- [What you have to do]: Check each line below for the word "state". How many have it? Answer with the number only.

- [Extracted records]:
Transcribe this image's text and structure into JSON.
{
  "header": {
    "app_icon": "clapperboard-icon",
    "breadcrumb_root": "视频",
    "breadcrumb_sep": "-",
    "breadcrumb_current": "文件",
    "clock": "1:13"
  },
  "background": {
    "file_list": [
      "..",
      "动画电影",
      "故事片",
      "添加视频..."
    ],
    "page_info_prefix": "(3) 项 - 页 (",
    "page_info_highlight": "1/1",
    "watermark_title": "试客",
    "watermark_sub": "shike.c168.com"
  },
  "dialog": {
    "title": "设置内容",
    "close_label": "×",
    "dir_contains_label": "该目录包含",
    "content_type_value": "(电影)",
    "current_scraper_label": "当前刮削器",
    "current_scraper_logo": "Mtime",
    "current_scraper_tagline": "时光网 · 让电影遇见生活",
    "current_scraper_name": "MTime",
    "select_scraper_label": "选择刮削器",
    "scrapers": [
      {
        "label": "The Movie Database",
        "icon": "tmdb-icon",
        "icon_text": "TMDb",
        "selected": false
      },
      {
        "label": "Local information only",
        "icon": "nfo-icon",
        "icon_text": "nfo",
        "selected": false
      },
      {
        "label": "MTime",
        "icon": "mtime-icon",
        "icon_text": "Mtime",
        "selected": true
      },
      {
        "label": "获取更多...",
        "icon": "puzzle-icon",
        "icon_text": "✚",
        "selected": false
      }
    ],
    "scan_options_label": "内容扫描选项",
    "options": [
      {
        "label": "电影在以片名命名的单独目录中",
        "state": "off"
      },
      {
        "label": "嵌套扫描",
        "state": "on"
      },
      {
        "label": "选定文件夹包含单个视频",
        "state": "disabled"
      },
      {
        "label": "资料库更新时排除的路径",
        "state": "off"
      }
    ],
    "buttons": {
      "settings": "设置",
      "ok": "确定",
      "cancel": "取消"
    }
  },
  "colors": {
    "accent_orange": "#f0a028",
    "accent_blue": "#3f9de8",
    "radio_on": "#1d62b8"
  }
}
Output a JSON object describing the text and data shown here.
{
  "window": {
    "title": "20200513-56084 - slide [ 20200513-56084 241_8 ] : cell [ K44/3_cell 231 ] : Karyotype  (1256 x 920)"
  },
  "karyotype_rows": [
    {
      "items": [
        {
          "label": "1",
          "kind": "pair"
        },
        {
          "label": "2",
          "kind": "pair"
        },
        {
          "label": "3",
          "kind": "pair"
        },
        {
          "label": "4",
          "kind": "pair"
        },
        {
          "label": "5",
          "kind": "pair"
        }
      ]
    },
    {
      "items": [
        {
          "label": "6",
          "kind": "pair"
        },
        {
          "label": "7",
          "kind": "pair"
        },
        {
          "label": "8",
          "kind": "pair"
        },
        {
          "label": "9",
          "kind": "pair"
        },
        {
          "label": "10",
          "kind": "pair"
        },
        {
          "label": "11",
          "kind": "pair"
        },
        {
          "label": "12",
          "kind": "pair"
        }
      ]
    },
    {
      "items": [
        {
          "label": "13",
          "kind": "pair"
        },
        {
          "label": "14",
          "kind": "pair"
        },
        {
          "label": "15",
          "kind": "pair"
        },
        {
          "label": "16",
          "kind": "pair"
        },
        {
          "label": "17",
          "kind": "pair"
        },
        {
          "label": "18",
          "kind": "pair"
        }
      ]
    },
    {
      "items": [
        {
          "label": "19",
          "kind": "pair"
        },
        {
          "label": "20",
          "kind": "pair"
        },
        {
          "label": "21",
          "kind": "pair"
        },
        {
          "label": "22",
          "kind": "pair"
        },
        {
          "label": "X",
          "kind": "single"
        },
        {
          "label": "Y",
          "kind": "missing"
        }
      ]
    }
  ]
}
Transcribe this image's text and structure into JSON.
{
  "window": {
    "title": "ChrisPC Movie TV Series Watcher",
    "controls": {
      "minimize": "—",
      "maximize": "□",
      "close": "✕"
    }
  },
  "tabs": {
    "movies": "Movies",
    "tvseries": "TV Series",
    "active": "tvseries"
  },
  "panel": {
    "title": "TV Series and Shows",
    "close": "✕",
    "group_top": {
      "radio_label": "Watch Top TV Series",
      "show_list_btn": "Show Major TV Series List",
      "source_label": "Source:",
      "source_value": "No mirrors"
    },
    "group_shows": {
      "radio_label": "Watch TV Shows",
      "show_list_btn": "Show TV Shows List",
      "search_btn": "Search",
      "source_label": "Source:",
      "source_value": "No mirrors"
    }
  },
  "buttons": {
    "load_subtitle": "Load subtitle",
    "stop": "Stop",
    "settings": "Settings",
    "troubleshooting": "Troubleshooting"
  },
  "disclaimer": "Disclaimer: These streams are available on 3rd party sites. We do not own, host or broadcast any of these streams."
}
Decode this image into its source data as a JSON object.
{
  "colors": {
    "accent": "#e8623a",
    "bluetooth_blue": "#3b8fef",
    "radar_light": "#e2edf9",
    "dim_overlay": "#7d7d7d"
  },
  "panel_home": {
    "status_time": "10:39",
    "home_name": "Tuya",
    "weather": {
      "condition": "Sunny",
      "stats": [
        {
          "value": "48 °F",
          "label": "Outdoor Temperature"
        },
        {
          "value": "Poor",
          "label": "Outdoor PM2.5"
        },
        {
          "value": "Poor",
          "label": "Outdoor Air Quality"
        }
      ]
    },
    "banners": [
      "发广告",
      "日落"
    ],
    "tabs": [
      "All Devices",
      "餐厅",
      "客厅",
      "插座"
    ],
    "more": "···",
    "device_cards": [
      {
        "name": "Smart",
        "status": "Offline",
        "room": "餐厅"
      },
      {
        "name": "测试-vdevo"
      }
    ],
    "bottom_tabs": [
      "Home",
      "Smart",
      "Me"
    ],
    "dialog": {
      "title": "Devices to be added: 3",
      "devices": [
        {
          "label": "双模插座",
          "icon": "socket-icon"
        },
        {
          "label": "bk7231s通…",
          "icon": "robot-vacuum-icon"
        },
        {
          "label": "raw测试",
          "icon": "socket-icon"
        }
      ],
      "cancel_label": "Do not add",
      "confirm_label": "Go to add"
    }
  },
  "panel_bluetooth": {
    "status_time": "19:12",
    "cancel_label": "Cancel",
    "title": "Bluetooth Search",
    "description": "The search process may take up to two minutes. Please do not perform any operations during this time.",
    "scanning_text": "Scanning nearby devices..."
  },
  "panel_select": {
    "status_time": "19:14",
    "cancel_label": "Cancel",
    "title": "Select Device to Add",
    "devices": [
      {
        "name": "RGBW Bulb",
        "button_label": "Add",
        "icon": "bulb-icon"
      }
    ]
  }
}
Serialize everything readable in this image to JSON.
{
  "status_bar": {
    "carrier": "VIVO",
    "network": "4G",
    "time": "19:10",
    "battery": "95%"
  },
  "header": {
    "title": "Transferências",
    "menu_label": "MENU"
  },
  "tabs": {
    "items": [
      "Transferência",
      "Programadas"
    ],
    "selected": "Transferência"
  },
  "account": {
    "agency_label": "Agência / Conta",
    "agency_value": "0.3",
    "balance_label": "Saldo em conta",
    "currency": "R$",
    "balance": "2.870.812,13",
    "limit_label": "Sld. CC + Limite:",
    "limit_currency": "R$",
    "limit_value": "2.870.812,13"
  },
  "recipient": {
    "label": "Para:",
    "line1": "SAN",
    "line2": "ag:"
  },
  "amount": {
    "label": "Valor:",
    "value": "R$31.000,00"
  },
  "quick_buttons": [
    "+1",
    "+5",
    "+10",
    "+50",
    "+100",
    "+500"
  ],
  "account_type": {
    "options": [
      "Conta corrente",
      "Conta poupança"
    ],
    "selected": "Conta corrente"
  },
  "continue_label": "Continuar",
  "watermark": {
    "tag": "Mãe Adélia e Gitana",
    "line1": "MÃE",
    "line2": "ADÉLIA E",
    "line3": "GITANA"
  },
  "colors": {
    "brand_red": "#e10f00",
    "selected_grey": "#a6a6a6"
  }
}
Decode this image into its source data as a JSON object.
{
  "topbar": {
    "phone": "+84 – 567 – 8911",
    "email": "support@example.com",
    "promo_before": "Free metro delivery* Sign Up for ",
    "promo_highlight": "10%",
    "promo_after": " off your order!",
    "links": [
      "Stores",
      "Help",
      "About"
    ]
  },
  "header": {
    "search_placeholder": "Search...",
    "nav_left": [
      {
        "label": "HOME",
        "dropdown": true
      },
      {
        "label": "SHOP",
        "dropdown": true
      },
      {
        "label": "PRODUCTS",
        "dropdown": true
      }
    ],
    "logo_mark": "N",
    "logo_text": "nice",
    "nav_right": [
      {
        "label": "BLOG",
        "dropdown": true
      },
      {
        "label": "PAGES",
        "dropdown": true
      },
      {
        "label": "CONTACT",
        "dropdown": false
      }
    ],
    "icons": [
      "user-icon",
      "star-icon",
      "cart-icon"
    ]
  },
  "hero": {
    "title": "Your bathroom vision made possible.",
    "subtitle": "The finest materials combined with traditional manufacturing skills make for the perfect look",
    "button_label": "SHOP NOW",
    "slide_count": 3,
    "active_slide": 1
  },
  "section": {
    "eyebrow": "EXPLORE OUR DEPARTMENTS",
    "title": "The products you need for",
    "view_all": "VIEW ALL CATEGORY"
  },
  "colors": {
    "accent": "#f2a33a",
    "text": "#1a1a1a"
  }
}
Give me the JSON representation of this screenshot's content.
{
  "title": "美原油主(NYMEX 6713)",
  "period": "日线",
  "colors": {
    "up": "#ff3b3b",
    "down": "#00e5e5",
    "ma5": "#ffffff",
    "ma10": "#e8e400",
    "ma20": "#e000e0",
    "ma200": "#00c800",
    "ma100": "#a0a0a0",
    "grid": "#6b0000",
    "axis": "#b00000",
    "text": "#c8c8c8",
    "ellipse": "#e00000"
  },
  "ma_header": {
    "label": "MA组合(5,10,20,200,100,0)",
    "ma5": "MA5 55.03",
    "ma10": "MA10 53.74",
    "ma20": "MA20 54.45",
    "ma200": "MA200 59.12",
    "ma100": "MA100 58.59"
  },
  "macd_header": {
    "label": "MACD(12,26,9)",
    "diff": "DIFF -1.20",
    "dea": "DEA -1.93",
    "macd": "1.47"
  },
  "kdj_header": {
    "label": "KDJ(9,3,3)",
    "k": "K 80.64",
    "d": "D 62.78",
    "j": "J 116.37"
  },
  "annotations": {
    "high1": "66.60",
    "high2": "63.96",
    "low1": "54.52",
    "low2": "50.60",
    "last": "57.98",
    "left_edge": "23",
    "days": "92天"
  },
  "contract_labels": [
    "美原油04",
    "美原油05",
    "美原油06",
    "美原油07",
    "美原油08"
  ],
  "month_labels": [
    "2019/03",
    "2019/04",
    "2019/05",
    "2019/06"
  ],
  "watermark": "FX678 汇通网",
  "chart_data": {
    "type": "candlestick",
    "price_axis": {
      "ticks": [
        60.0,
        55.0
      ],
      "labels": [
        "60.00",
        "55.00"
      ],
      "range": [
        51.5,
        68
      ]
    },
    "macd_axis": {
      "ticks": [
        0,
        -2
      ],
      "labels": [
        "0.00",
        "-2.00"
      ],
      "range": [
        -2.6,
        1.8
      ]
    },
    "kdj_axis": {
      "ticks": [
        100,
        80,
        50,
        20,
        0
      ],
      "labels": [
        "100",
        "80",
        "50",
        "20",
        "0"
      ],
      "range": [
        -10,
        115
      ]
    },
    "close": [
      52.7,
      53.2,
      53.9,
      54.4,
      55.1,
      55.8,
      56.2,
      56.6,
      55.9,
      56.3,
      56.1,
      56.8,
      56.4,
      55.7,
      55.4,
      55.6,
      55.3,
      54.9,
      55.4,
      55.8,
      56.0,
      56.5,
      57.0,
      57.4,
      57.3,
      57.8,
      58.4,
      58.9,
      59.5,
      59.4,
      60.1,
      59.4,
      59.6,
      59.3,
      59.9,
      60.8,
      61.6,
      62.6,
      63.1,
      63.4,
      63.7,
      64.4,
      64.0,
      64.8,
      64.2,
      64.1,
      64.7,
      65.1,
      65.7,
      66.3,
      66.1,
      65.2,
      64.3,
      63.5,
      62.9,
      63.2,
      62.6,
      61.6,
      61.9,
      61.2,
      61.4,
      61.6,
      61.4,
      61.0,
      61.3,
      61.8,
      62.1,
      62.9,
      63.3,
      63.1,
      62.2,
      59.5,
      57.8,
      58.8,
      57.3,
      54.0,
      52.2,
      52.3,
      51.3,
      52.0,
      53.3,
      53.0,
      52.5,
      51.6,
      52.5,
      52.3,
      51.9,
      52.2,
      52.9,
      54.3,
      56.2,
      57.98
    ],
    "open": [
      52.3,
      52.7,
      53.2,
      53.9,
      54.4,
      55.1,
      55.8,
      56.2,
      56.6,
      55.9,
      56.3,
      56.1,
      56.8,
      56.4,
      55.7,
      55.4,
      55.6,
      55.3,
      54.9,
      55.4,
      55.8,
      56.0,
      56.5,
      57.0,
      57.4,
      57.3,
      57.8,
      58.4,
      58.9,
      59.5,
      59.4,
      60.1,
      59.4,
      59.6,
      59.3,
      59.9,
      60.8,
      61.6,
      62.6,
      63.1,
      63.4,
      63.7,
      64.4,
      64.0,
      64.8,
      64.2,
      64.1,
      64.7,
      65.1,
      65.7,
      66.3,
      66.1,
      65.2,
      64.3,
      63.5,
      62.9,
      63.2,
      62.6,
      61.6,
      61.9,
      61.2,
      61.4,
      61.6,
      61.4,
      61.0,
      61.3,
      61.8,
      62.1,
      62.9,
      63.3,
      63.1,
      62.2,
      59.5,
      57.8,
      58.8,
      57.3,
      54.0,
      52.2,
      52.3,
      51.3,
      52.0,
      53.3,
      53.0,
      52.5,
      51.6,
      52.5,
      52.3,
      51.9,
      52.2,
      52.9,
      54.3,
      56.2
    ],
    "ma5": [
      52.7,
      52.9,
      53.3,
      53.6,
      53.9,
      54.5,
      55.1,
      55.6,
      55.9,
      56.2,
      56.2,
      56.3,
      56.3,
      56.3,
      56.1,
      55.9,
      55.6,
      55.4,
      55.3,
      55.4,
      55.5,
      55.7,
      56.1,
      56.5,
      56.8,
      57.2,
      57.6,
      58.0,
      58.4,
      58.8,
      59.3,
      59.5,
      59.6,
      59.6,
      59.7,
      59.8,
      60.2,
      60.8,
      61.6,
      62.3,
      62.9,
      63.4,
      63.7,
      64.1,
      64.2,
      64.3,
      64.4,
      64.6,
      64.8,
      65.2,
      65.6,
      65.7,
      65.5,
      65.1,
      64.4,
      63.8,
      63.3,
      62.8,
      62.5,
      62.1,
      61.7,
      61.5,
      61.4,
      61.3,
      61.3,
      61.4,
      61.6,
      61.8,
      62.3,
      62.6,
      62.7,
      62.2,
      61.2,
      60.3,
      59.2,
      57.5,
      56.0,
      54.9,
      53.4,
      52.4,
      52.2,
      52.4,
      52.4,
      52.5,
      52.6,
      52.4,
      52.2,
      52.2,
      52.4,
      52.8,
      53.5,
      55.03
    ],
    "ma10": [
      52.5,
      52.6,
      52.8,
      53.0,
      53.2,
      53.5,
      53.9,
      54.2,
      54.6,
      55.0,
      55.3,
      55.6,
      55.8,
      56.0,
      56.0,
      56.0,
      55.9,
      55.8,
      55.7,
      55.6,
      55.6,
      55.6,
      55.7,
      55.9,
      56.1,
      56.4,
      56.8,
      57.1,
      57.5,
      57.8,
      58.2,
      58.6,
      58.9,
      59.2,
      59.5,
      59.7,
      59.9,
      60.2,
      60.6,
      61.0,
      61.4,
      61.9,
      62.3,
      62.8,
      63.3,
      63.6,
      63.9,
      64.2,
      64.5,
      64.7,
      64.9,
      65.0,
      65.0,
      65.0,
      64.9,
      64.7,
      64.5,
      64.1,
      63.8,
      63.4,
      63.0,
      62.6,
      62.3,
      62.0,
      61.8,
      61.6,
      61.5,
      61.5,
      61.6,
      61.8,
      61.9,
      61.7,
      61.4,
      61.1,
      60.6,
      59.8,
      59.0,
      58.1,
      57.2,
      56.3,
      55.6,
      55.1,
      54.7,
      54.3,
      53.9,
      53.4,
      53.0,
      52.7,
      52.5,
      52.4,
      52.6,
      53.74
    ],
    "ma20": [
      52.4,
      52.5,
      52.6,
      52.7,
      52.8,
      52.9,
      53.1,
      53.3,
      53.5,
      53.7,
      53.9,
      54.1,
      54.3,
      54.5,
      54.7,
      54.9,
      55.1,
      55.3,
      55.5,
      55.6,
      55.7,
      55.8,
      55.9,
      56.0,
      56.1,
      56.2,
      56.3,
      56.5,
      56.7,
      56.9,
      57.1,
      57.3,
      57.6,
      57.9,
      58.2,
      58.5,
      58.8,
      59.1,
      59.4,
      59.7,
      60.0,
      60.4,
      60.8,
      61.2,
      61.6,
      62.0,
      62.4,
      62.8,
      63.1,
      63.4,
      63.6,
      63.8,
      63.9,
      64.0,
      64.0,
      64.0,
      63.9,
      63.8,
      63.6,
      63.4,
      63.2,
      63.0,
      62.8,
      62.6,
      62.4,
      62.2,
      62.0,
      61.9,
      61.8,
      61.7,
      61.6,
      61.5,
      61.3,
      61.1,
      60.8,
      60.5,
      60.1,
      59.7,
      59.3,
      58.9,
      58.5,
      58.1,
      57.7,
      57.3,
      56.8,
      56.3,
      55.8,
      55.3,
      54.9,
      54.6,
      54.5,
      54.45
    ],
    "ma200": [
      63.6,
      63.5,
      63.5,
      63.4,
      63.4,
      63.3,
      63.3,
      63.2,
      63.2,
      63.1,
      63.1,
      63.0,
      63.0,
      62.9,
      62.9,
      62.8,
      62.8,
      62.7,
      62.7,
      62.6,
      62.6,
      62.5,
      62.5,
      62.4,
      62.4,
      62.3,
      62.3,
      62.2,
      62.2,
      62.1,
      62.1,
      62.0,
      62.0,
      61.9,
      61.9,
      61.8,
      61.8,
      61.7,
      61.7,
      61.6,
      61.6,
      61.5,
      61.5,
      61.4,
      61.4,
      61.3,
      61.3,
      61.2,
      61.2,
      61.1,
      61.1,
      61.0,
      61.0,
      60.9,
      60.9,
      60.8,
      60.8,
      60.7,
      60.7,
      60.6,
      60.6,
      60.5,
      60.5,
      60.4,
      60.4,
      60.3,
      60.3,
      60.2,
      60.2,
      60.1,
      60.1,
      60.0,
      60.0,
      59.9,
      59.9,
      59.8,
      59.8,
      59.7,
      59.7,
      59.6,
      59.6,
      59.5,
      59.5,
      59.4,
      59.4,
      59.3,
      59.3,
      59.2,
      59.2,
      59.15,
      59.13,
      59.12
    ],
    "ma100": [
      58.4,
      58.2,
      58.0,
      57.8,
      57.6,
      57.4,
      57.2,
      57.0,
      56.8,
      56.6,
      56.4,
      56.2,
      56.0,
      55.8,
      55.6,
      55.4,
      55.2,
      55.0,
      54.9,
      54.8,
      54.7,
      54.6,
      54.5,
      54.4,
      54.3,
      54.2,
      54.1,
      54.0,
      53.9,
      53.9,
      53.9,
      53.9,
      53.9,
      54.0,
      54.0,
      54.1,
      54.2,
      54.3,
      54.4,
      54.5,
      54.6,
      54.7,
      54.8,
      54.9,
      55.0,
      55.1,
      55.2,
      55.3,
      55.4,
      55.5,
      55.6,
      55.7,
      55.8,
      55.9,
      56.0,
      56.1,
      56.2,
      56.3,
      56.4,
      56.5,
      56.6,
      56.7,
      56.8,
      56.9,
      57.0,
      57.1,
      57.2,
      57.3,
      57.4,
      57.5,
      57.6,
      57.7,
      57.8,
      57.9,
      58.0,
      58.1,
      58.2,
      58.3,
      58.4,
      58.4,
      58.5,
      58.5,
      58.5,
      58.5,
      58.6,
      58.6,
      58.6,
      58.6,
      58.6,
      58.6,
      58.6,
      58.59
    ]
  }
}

- [Written response]: 4